The Walking Dead, Season 4, Episode 12, “Still”

No spoilers, this time, really. Whoops, you missed my review of Episode 11, Claimed, because I haven’t written it yet – just notes. I’m sure you are waiting with baited breath. Some critics believe that television is a “dumbed down” medium with a superficial and hurried mode of narrative, which never requires the audience to think deeply about anything. Not so in The Walking Dead, even as the latter half of this season presents us segments that stand alone (some study I saw read the attention gap of the average American TV viewer is five minutes), but always connected to … Continue reading The Walking Dead, Season 4, Episode 12, “Still”

Melancholia (Lars von Trier, 2011)

Spoilers ahead.  Not in a very long time have I such anticipated a film’s opening, in this case from the greatest living director (his words), bad boy Dutchman Lars von Trier’s Melancholia.  This was set to be the best apocalyptic film yet made.  Fresh off his depressing and drab Antichrist (2009), he grabbed me with his stunning trailers and imagery promising us a visual masterpiece.  What follows is prelude as climax, eight to ten minutes of epic slow motion beauty:  Kierstin Dunst (a great perf and Best Actress at this year’s Cannes Film Festival) running through the woods in her … Continue reading Melancholia (Lars von Trier, 2011)

Inception (Chistopher Nolan, 2010)

As I write my brief review I listen to Hanz Zimmer’s explosive score, one of the best since Bernard Herrman’s score for Alfred Hitchcock’s Psycho.  This is a perfect film.  No flaws stick out.  Its narrative is impeccable and one can tell that Nolan spent 9 years writing and incubating this project.  He threw it at Warner Brothers after Memento, they liked it but he was wise enough to tell them that he needed to learn the art of making a Hollywood spectacle before attempting a film on such a grand scale.  So The Dark Knight was released to all … Continue reading Inception (Chistopher Nolan, 2010)

Bach – Works for Orchestra – Karl Ristenpart – Chamber Orchestra of the Saar

As a teenager I was blessed with the discovery of Karl Ristenpart and the Chamber Orchestra of the Saar’s 1960’s recordings of the Brandenburg Concertos, the pinnacle of Bach’s production, IMHO.  My mother had purchased the cassette version of the recordings by chance (I think) and I was immediately taken with the beautiful, emotional performances.  This helped set off my serious interest in classical music and after the tapes wore off I set about to find everything I could on vinyl.  I was, for the most part, successful in collecting a good number of Ristenpart/Saar Bach records. I would strongly … Continue reading Bach – Works for Orchestra – Karl Ristenpart – Chamber Orchestra of the Saar

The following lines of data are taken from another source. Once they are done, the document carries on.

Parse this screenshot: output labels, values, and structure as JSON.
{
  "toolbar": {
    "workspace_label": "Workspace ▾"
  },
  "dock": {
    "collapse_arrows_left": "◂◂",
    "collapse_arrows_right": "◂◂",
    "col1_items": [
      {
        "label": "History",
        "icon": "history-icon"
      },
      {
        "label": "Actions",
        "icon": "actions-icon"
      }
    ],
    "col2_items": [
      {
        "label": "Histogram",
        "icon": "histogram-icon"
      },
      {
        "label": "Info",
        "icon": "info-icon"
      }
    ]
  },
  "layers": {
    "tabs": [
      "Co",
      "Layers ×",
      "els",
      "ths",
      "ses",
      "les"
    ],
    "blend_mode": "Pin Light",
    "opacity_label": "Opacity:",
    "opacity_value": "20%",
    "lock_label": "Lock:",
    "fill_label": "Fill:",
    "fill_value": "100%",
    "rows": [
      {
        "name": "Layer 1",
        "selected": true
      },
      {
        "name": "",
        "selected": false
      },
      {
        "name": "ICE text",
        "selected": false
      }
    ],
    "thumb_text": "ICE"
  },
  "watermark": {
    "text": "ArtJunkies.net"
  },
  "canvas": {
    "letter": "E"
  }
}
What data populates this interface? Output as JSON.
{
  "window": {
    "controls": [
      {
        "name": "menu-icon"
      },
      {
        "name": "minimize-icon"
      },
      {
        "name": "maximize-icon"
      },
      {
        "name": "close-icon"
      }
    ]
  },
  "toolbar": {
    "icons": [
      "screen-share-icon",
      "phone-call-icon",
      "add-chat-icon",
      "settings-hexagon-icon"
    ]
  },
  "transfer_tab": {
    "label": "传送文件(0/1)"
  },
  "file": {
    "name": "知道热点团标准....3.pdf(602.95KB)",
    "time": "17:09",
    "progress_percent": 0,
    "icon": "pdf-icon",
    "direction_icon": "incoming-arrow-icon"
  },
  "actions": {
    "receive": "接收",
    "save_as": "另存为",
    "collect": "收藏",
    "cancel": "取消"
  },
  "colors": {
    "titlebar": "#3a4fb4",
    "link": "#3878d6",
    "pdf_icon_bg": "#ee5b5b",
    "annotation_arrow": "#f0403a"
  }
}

Paranoid Park (Van Sant, 2007)

Gus Van Sant exploring his familiar Northwest America childhood detachment and apathy.  This is among his best work – in the same league with Drugstore Cowboy, My Own Private Idaho and Elephant.  It is a companion piece to Elephant without the abject horror.  I know of these skatepark guys – I have seen them and met them recently and I used to do a bit of this myself back in the day – in this film a culture that signifies a generation or generations of youngsters alienated by the CNN new culture of bad news and the breakdown of the … Continue reading Paranoid Park (Van Sant, 2007)

Breaking The Waves (Lars von Trier, 1996)

A profoundly moving film experience.  One of the best films I have seen in a while – the best film experience I have had since The Lives of Others.  This was my second Lars von Trier film after Dancer in the Dark which I loved as well.  This film is as close to perfection as they get – a deeply expansive narrative with so many layers, just unbelievable performances from all principles, ghostly perfectionist cinematography, impeccable editing, lovely well developed characters without an ounce of pretense but with subtle humor spread throughout, one of the best soundtracks ever complied for … Continue reading Breaking The Waves (Lars von Trier, 1996)